#### The task
Word for word, output every line of the material below, minus pictures.
★ ★ ★ ★ ★ ★ ★
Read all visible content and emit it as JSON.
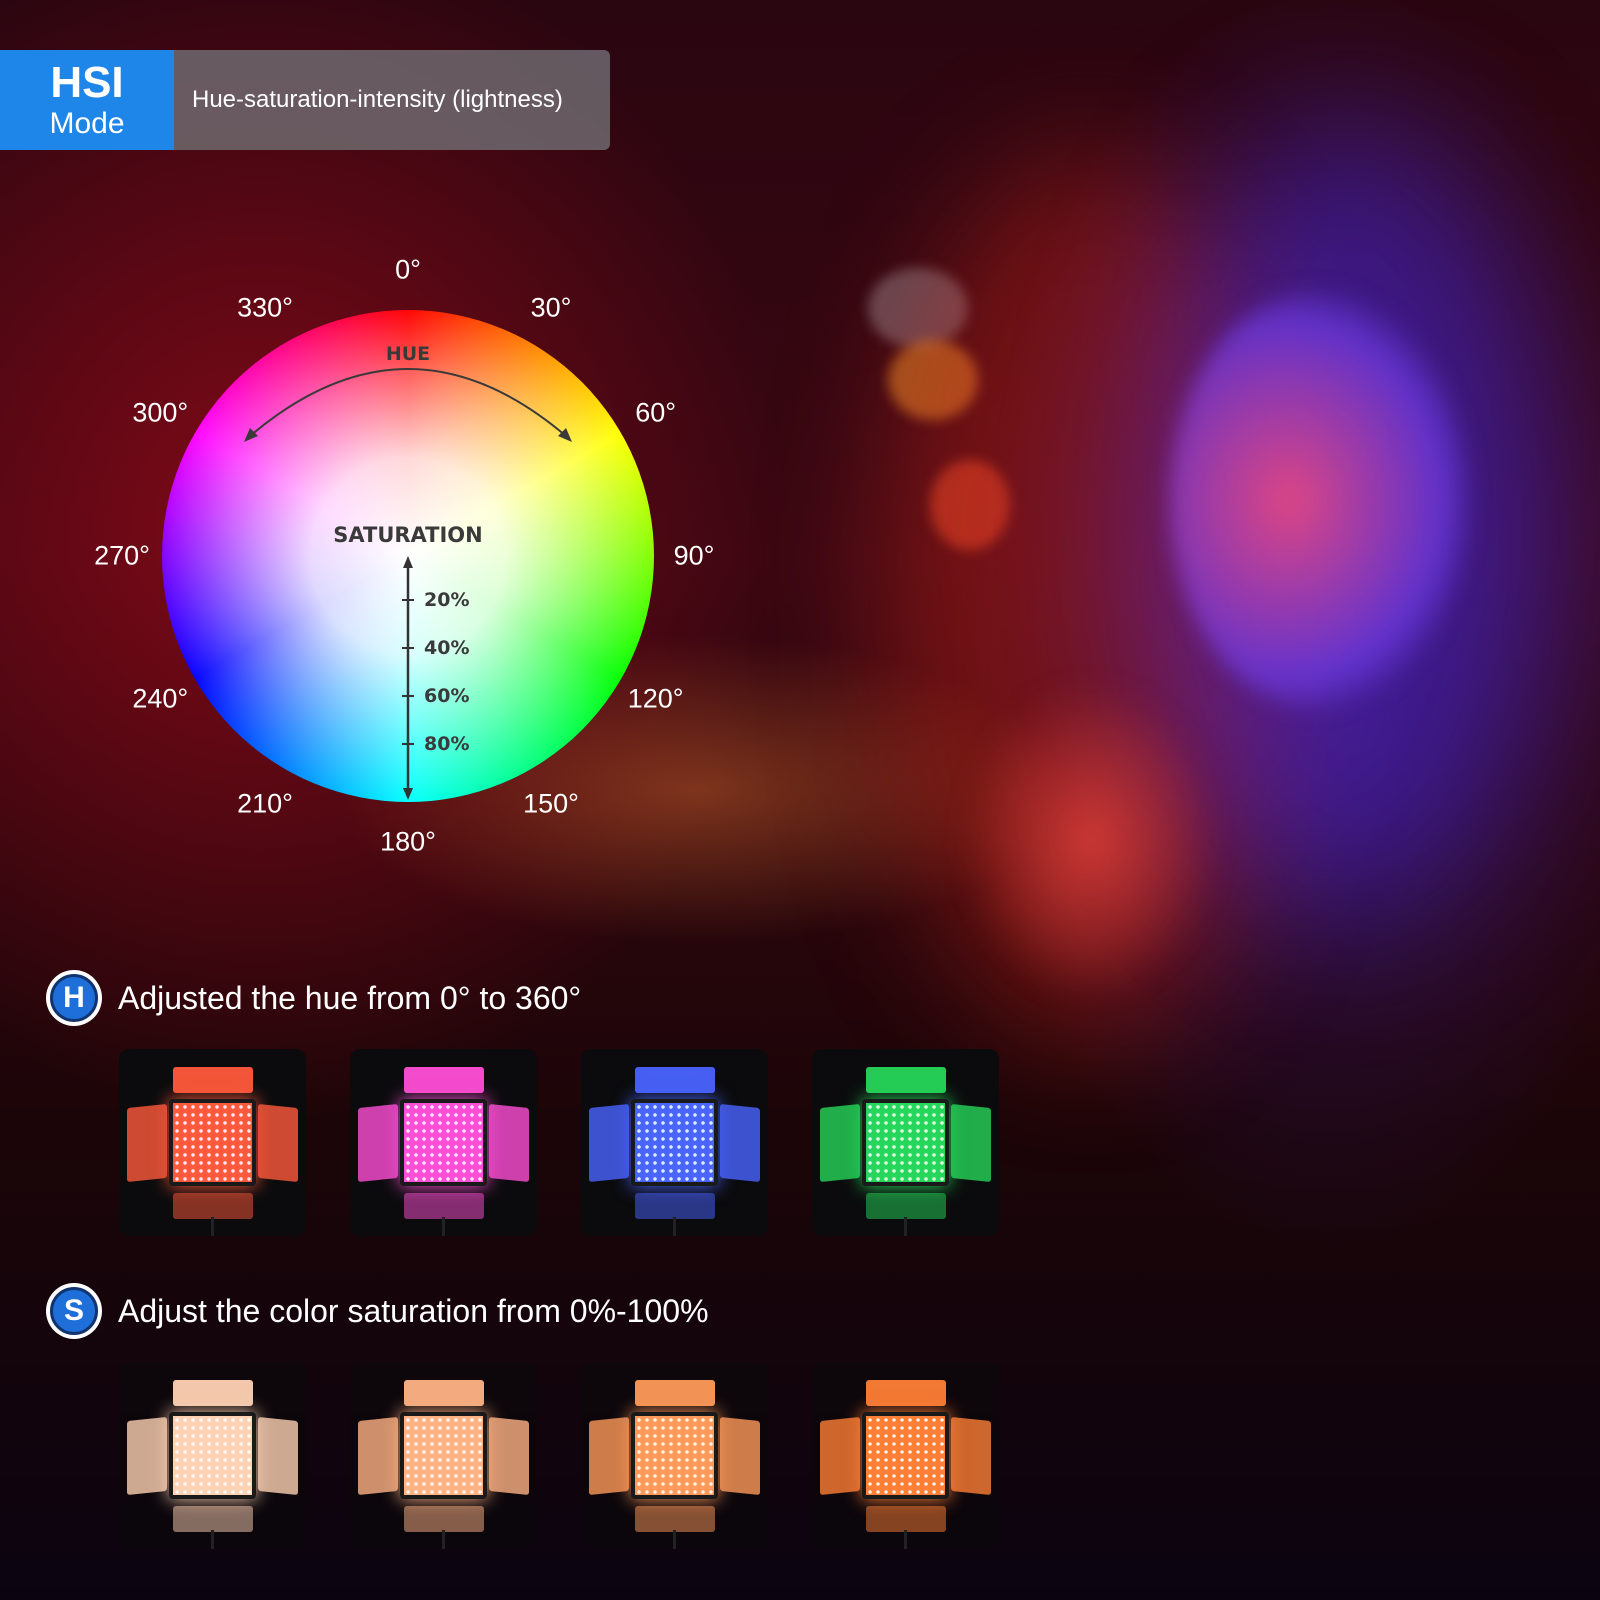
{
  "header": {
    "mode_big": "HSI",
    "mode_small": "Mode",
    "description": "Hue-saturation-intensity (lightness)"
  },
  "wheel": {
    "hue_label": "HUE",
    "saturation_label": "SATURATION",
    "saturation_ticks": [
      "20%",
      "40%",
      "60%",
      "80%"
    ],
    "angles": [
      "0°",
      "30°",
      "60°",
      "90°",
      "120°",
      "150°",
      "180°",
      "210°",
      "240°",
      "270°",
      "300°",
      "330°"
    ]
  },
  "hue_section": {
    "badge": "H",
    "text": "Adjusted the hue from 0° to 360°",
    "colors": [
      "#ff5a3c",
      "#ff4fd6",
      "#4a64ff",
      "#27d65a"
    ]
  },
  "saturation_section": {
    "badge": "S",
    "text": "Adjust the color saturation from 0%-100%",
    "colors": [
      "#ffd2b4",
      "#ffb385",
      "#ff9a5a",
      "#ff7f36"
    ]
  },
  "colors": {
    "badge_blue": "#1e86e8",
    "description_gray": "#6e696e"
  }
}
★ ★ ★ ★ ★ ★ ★
#### Result of the task
Read all visible content and emit it as JSON.
{
  "header": {
    "mode_big": "HSI",
    "mode_small": "Mode",
    "description": "Hue-saturation-intensity (lightness)"
  },
  "wheel": {
    "hue_label": "HUE",
    "saturation_label": "SATURATION",
    "saturation_ticks": [
      "20%",
      "40%",
      "60%",
      "80%"
    ],
    "angles": [
      "0°",
      "30°",
      "60°",
      "90°",
      "120°",
      "150°",
      "180°",
      "210°",
      "240°",
      "270°",
      "300°",
      "330°"
    ]
  },
  "hue_section": {
    "badge": "H",
    "text": "Adjusted the hue from 0° to 360°",
    "colors": [
      "#ff5a3c",
      "#ff4fd6",
      "#4a64ff",
      "#27d65a"
    ]
  },
  "saturation_section": {
    "badge": "S",
    "text": "Adjust the color saturation from 0%-100%",
    "colors": [
      "#ffd2b4",
      "#ffb385",
      "#ff9a5a",
      "#ff7f36"
    ]
  },
  "colors": {
    "badge_blue": "#1e86e8",
    "description_gray": "#6e696e"
  }
}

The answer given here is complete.